Medical Records Technician
A medical records technician is a non-medical profession though they work in a medical setting. A medical records technician does not have anything to do directly with a patient's condition, diagnosis, or treatment. A medical records technician is an administrative job which primarily involves clerical tasks and record keeping in an office setting.
How to become a Medical Records Technician
A high school diploma or equivalent can be sufficient to get a job as a medical records technician. However, most employers are beginning to require formal training or an associate's degree that includes skills such as creating, managing, editing, and interpreting medical records. Also, knowledge of medical jargon and terminology would be important. Those with computer system knowledge, coding, medical classifications, standards, and insurance training also have a higher chance for employment.

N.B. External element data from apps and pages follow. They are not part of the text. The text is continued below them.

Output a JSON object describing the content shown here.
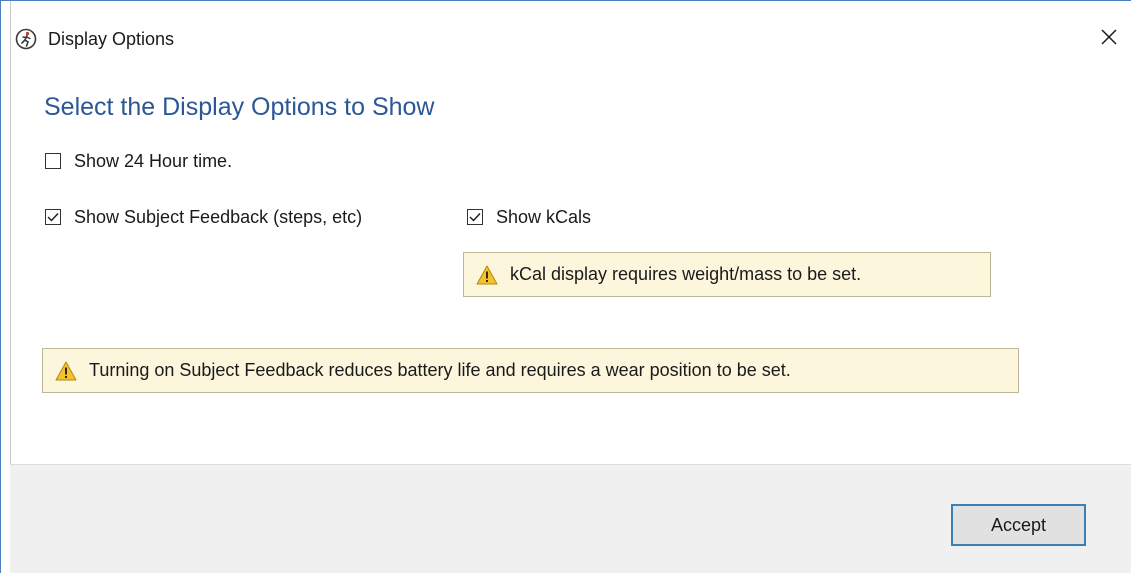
{
  "window": {
    "title": "Display Options",
    "app_icon": "running-figure-icon",
    "close_icon": "close-icon"
  },
  "main": {
    "heading": "Select the Display Options to Show",
    "options": {
      "show_24h": {
        "label": "Show 24 Hour time.",
        "checked": false
      },
      "show_feedback": {
        "label": "Show Subject Feedback (steps, etc)",
        "checked": true
      },
      "show_kcals": {
        "label": "Show kCals",
        "checked": true
      }
    },
    "warnings": {
      "kcal": "kCal display requires weight/mass to be set.",
      "feedback": "Turning on Subject Feedback reduces battery life and requires a wear position to be set."
    }
  },
  "footer": {
    "accept_label": "Accept"
  },
  "colors": {
    "heading": "#2b5797",
    "warning_bg": "#fcf6dd",
    "warning_icon": "#f2c230",
    "accent_border": "#3c7fb1"
  }
}
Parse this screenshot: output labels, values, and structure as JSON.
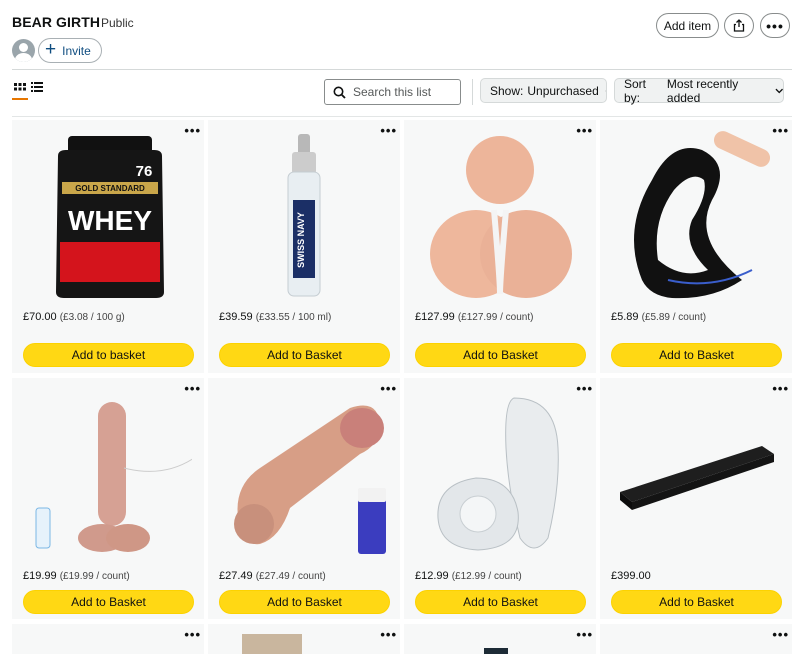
{
  "header": {
    "list_title": "BEAR GIRTH",
    "visibility": "Public",
    "invite_label": "Invite",
    "add_item_label": "Add item",
    "more_label": "•••"
  },
  "toolbar": {
    "search_placeholder": "Search this list",
    "show_label": "Show:",
    "show_value": "Unpurchased",
    "sort_label": "Sort by:",
    "sort_value": "Most recently added",
    "accent_color": "#e77600"
  },
  "products": [
    {
      "price": "£70.00",
      "unit_price": "(£3.08 / 100 g)",
      "button": "Add to basket",
      "image": "whey-protein-tub",
      "more": "•••"
    },
    {
      "price": "£39.59",
      "unit_price": "(£33.55 / 100 ml)",
      "button": "Add to Basket",
      "image": "lubricant-bottle",
      "more": "•••"
    },
    {
      "price": "£127.99",
      "unit_price": "(£127.99 / count)",
      "button": "Add to Basket",
      "image": "torso-product",
      "more": "•••"
    },
    {
      "price": "£5.89",
      "unit_price": "(£5.89 / count)",
      "button": "Add to Basket",
      "image": "black-ring",
      "more": "•••"
    },
    {
      "price": "£19.99",
      "unit_price": "(£19.99 / count)",
      "button": "Add to Basket",
      "image": "clear-toy",
      "more": "•••"
    },
    {
      "price": "£27.49",
      "unit_price": "(£27.49 / count)",
      "button": "Add to Basket",
      "image": "skin-tone-toy",
      "more": "•••"
    },
    {
      "price": "£12.99",
      "unit_price": "(£12.99 / count)",
      "button": "Add to Basket",
      "image": "clear-sleeve",
      "more": "•••"
    },
    {
      "price": "£399.00",
      "unit_price": "",
      "button": "Add to Basket",
      "image": "soundbar",
      "more": "•••"
    }
  ],
  "colors": {
    "button_yellow": "#ffd814",
    "card_bg": "#f7f8f8",
    "link_blue": "#0f4d80"
  }
}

No matter what route you take, according to Bureau of Labor Statistics (BLS) it has become an increase trend for employers to want you to get certified prior or during the first couple of weeks of employment. There are many training programs that are accredited such as the Registered Health Information Technician (RHIT) program - which gives licenses through the American Health Information Management Association (AHIMA). There is also the Certified Tumor Registrar (CTR) program, which gives certification from National Cancer Registrars Association (NCRA) and the American Academy of Coders.
The RHIT certification exam consists of 7 domains focusing on: revenue cycles, legal matters, quality assurance, information technology, compliance, coding and data analysis. It takes 3.5 hours and is comprised of 150 questions. You pass with a scale score of 300 out 400.
The CTR certification exam consist of 6 domains focusing on: data quality assurance, analysis and data usage, operations and management, cancer committee and conference, and activities of centralized registries. This exam is both open and closed book consisting of 235 questions within a 4.5 hour allotted time frame. It is also necessary to score 300 out of 400 on the scale to pass.
According to the data on AHIMA Commission website there were 5,537 certified RHIT in the United States in 2015. Therefore, proving the importance of getting certified.
Job Description of a Medical Records Technician
The job involves developing medical histories of patients and keeping those records updated either electronically or on paper in addition to complying with the current healthcare standards and coding systems. Whenever a patient sees a doctor, there are notes from the doctor, the existing health conditions or a medical history of the patient, diagnoses reports, medications or treatments prescribed, schedules of treatments, and subsequent recovery and other details to update or record. All these details are maintained in reports generated by a medical records technician.
A medical records technician is responsible to track all aspects of a patient's medical history and care received. The accuracy and quality of this recorded data will be pertinent for insurance company reimbursements for services rendered to the patients from your employer. Therefore, you should have high analytical, technical, and computer skills in addition to being detailed-oriented and having high integrity when entering this career field. You will be maintaining and accessing patient’s personal information, well-being, health procedures, and medical problems.
BLS reported that 38% of medical record technicians work in hospital settings in 2014 followed by physicians offices at 21%. Most work full time, and those who do work in facilities that are open 24 hours a day may have to work evening hours or night shifts.